There's so much to learn from Martin Scorsese it's hard to boil down the exact lessons to just 10.

But when it comes to writing, he's had his hands in every screenplay he's ever made into movies. From giving notes to even writing a few, he's a guy who knows what great words look like on the page. From his movies Taxi Driver, Goodfellas, Mean Streets, and The Departed, he's proved himself as one of our greatest storytellers. 

Besides directing, Scorsese is always very immersed in the writing process and always collaborates closely with his screenwriters. Let's learn Martin Scorsese’s greatest tips on writing, directing, and cinematic storytelling as a whole. Check out the latest from Outstanding Screenplays and let's talk after. 

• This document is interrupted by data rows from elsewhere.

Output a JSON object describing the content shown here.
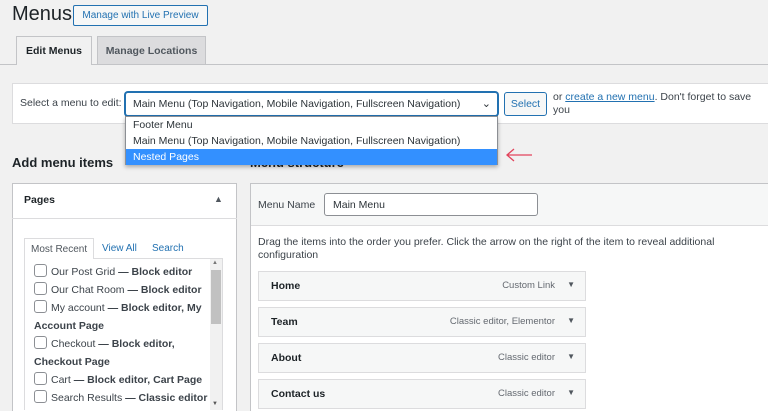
{
  "header": {
    "title": "Menus",
    "live_preview": "Manage with Live Preview"
  },
  "tabs": [
    {
      "label": "Edit Menus",
      "active": true
    },
    {
      "label": "Manage Locations",
      "active": false
    }
  ],
  "select_bar": {
    "label": "Select a menu to edit:",
    "selected": "Main Menu (Top Navigation, Mobile Navigation, Fullscreen Navigation)",
    "select_button": "Select",
    "or": "or",
    "create_link": "create a new menu",
    "after": ". Don't forget to save you"
  },
  "dropdown": {
    "options": [
      "Footer Menu",
      "Main Menu (Top Navigation, Mobile Navigation, Fullscreen Navigation)",
      "Nested Pages"
    ],
    "highlighted": "Nested Pages",
    "highlight_color": "#3390ff",
    "arrow_color": "#e2445c"
  },
  "add_items": {
    "title": "Add menu items",
    "panel_title": "Pages",
    "tabs": [
      "Most Recent",
      "View All",
      "Search"
    ],
    "pages": [
      {
        "title": "Our Post Grid",
        "meta": "— Block editor"
      },
      {
        "title": "Our Chat Room",
        "meta": "— Block editor"
      },
      {
        "title": "My account",
        "meta": "— Block editor, My Account Page"
      },
      {
        "title": "Checkout",
        "meta": "— Block editor, Checkout Page"
      },
      {
        "title": "Cart",
        "meta": "— Block editor, Cart Page"
      },
      {
        "title": "Search Results",
        "meta": "— Classic editor"
      }
    ]
  },
  "structure": {
    "title": "Menu structure",
    "name_label": "Menu Name",
    "name_value": "Main Menu",
    "instructions": "Drag the items into the order you prefer. Click the arrow on the right of the item to reveal additional configuration",
    "items": [
      {
        "name": "Home",
        "type": "Custom Link"
      },
      {
        "name": "Team",
        "type": "Classic editor, Elementor"
      },
      {
        "name": "About",
        "type": "Classic editor"
      },
      {
        "name": "Contact us",
        "type": "Classic editor"
      }
    ]
  }
}
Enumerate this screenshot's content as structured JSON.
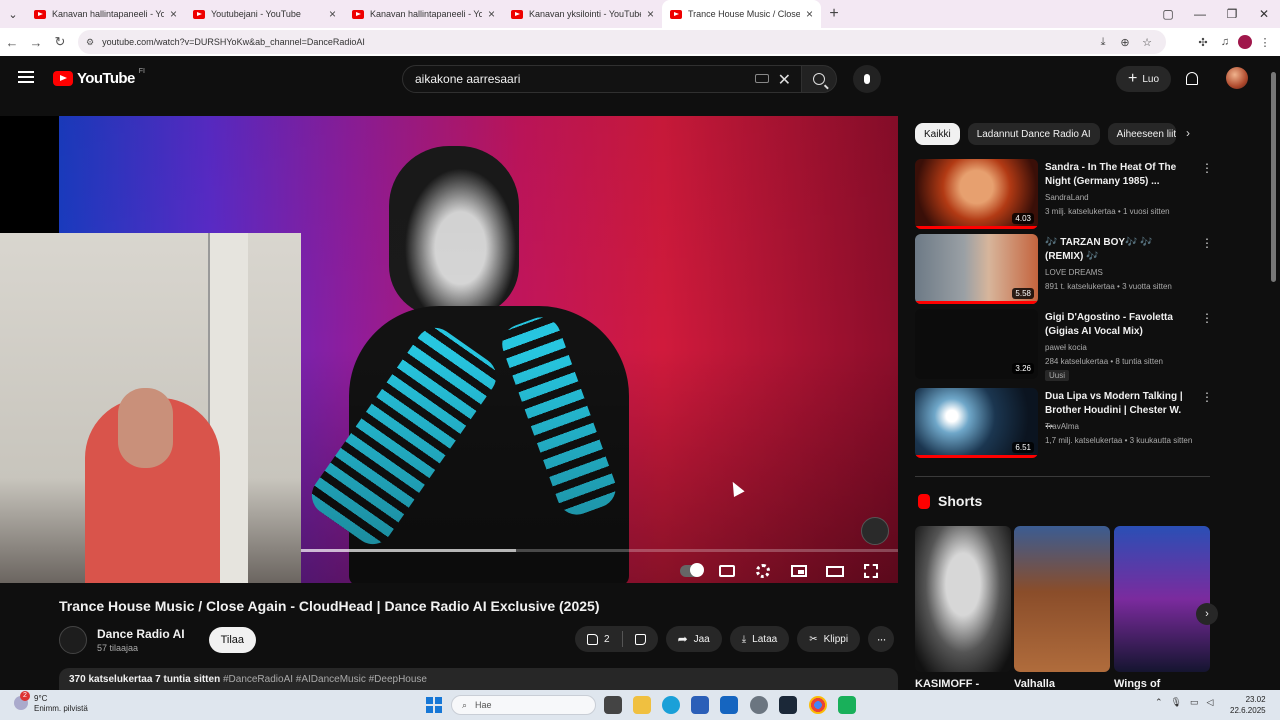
{
  "browser": {
    "tabs": [
      {
        "title": "Kanavan hallintapaneeli - YouT",
        "active": false
      },
      {
        "title": "Youtubejani - YouTube",
        "active": false
      },
      {
        "title": "Kanavan hallintapaneeli - YouT",
        "active": false
      },
      {
        "title": "Kanavan yksilointi - YouTube St",
        "active": false
      },
      {
        "title": "Trance House Music / Close Ag",
        "active": true
      }
    ],
    "new_tab": "+",
    "url": "youtube.com/watch?v=DURSHYoKw&ab_channel=DanceRadioAI"
  },
  "header": {
    "logo": "YouTube",
    "region": "FI",
    "search_value": "aikakone aarresaari",
    "create_label": "Luo"
  },
  "player": {
    "progress_fraction": 0.36
  },
  "video": {
    "title": "Trance House Music / Close Again - CloudHead | Dance Radio AI Exclusive (2025)",
    "channel": "Dance Radio AI",
    "subscribers": "57 tilaajaa",
    "subscribe_label": "Tilaa",
    "likes": "2",
    "share_label": "Jaa",
    "download_label": "Lataa",
    "clip_label": "Klippi",
    "views": "370 katselukertaa  7 tuntia sitten",
    "hashtags": "#DanceRadioAI #AIDanceMusic #DeepHouse"
  },
  "sidebar": {
    "chips": [
      "Kaikki",
      "Ladannut Dance Radio AI",
      "Aiheeseen liit"
    ],
    "recommendations": [
      {
        "title": "Sandra - In The Heat Of The Night (Germany 1985) ...",
        "channel": "SandraLand",
        "meta": "3 milj. katselukertaa • 1 vuosi sitten",
        "duration": "4.03",
        "badge": ""
      },
      {
        "title": "🎶 TARZAN BOY🎶 🎶 (REMIX) 🎶",
        "channel": "LOVE DREAMS",
        "meta": "891 t. katselukertaa • 3 vuotta sitten",
        "duration": "5.58",
        "badge": ""
      },
      {
        "title": "Gigi D'Agostino - Favoletta (Gigias AI Vocal Mix)",
        "channel": "paweł kocia",
        "meta": "284 katselukertaa • 8 tuntia sitten",
        "duration": "3.26",
        "badge": "Uusi"
      },
      {
        "title": "Dua Lipa vs Modern Talking | Brother Houdini | Chester W. ...",
        "channel": "TravAlma",
        "meta": "1,7 milj. katselukertaa • 3 kuukautta sitten",
        "duration": "6.51",
        "badge": ""
      }
    ],
    "shorts_title": "Shorts",
    "shorts": [
      {
        "title": "KASIMOFF -"
      },
      {
        "title": "Valhalla"
      },
      {
        "title": "Wings of"
      }
    ]
  },
  "taskbar": {
    "weather_temp": "9°C",
    "weather_text": "Enimm. pilvistä",
    "weather_badge": "2",
    "search_placeholder": "Hae",
    "time": "23.02",
    "date": "22.6.2025"
  },
  "colors": {
    "background": "#0f0f0f",
    "accent": "#ff0000",
    "chip_active": "#f1f1f1"
  }
}
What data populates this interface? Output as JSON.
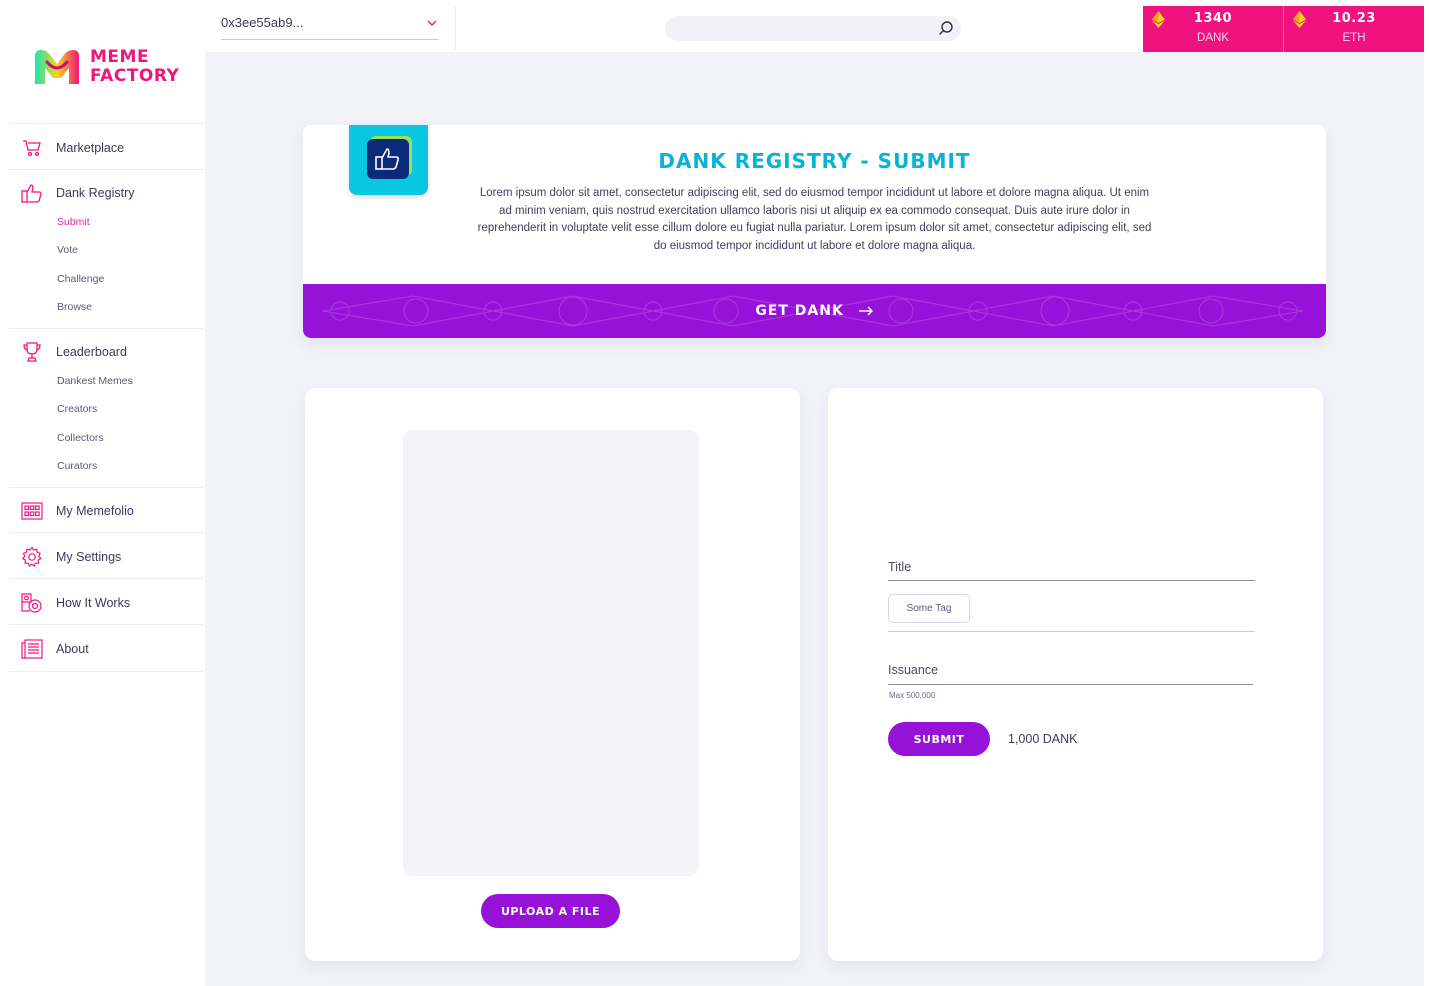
{
  "brand": {
    "line1": "MEME",
    "line2": "FACTORY"
  },
  "topbar": {
    "account": "0x3ee55ab9...",
    "search_placeholder": "",
    "balances": [
      {
        "value": "1340",
        "unit": "DANK"
      },
      {
        "value": "10.23",
        "unit": "ETH"
      }
    ]
  },
  "sidebar": {
    "marketplace": "Marketplace",
    "dank_registry": "Dank Registry",
    "registry_sub": [
      "Submit",
      "Vote",
      "Challenge",
      "Browse"
    ],
    "leaderboard": "Leaderboard",
    "leaderboard_sub": [
      "Dankest Memes",
      "Creators",
      "Collectors",
      "Curators"
    ],
    "memefolio": "My Memefolio",
    "settings": "My Settings",
    "how": "How It Works",
    "about": "About"
  },
  "header": {
    "title": "DANK REGISTRY - SUBMIT",
    "description": "Lorem ipsum dolor sit amet, consectetur adipiscing elit, sed do eiusmod tempor incididunt ut labore et dolore magna aliqua. Ut enim ad minim veniam, quis nostrud exercitation ullamco laboris nisi ut aliquip ex ea commodo consequat. Duis aute irure dolor in reprehenderit in voluptate velit esse cillum dolore eu fugiat nulla pariatur. Lorem ipsum dolor sit amet, consectetur adipiscing elit, sed do eiusmod tempor incididunt ut labore et dolore magna aliqua.",
    "banner_label": "GET DANK"
  },
  "upload": {
    "button_label": "UPLOAD A FILE"
  },
  "form": {
    "title_label": "Title",
    "tag_chip": "Some Tag",
    "issuance_label": "Issuance",
    "issuance_hint": "Max 500,000",
    "submit_label": "SUBMIT",
    "price": "1,000 DANK"
  },
  "colors": {
    "accent_purple": "#9712d8",
    "accent_pink": "#f0127e",
    "title_cyan": "#08b3d5",
    "active_link": "#e0289b"
  }
}
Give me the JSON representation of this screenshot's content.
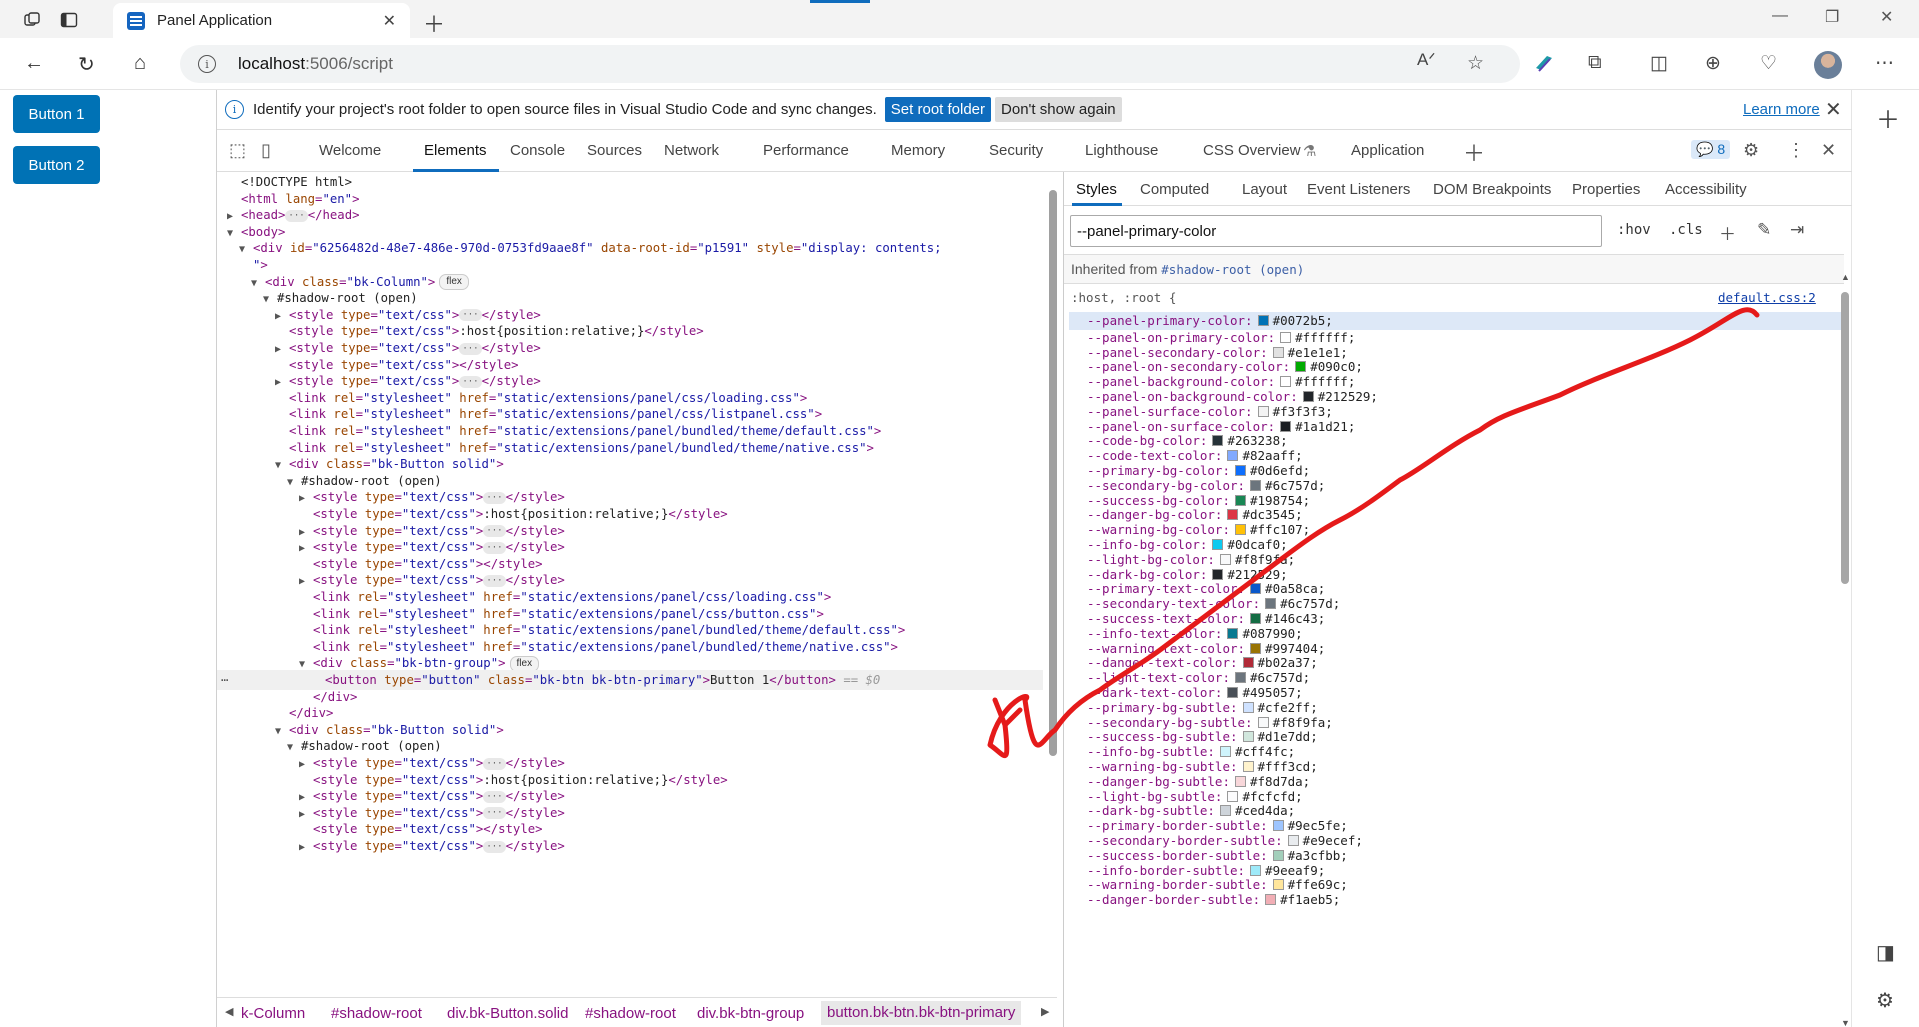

10 Screenwriting Tips from Martin Scorsese

1. Write what you know.

When you're starting, the easiest way to get into a story is to write about what you know, or what you're curious to learn. Use screenwriting as a way to deconstruct your world and the characters you see. 

2. Have confidence and passion while promoting yourself shamelessly.

This is a hard one for people to straddle. How can you brag without bragging? Some of it requires presenting your ideas in a way that leads others to ask questions or ask to read. Another strategy is just to get your ideas to where they're perfect, and then confidently ping your network to see who might be interested in reading. 

3. Write with music in mind.

I usually do a lot of my writing in silence. But when I play music, I try to match it to the scenes I'm writing. I want to feel that flow in the scene. the movement to the rhythm. Try it out and see if it cures writer's block

4. Write empathetic characters that the audience will care about.

When people ask me what I think is the most important trait for a writer to have, I tell them empathy. You need to be able to feel what the characters want and need.

Create characters that the audience is invested in. They don't have to like them, they just have to care where they're going. 

5. Watch a lot of movies and study them for visual literacy. 

Man, I cannot tell you how many writers I meet who have no literacy when it comes to watching movies.

Watch movies—that's it. Watch as many as you can. Watch ones from all over the world. Steal. Pastiche. Borrow. Homage. Watch them and see where they take you.  

6. Include your family when starting out.

Whether it's raising money, using them for locations, or just asking them to read your screenplays, your family matters. Lean on them when you can. Sometimes they'll be the only ones who believe in you. And then thank them in awards speeches. 

7. Find the humanity in your anti-heroes.

We know a thing or two about anti-heroes here. Here's a little hint—no matter who you're writing, approach them like they have wants, desires, goals, and reasoning. You know, treat them like they're human beings! This will help the audience connect to the story. 

8. Use anger for dedication and humor to get through.

I like to joke around that my writing is revenge for anyone who ever doubted me. But the truth is, the ups and downs of Hollywood make anger a good motivator, but humor is the only way you can deal with the lowest lows. Try to keep a balance of both. Lead with being a good person, a great writer, and the rest will fall into place. 

9. Make your own industry.

So many people focus on what they can't do that they turn a blind eye to what they can do. You can network with your friends. Write low-budget ideas that you can shoot either as proof of concepts or short films you can market yourself. Do what you can control, don't whine about what you cannot. 

10. Use projects to learn more about yourself and important life questions.

Everything I write is me digging into an emotion or a situation. Use your work to explore life's great mysteries. Ask the big questions and distill them into character journeys. Take some risks and put yourself out there. What does the world mean to you? 

Source: Outstanding Screenplays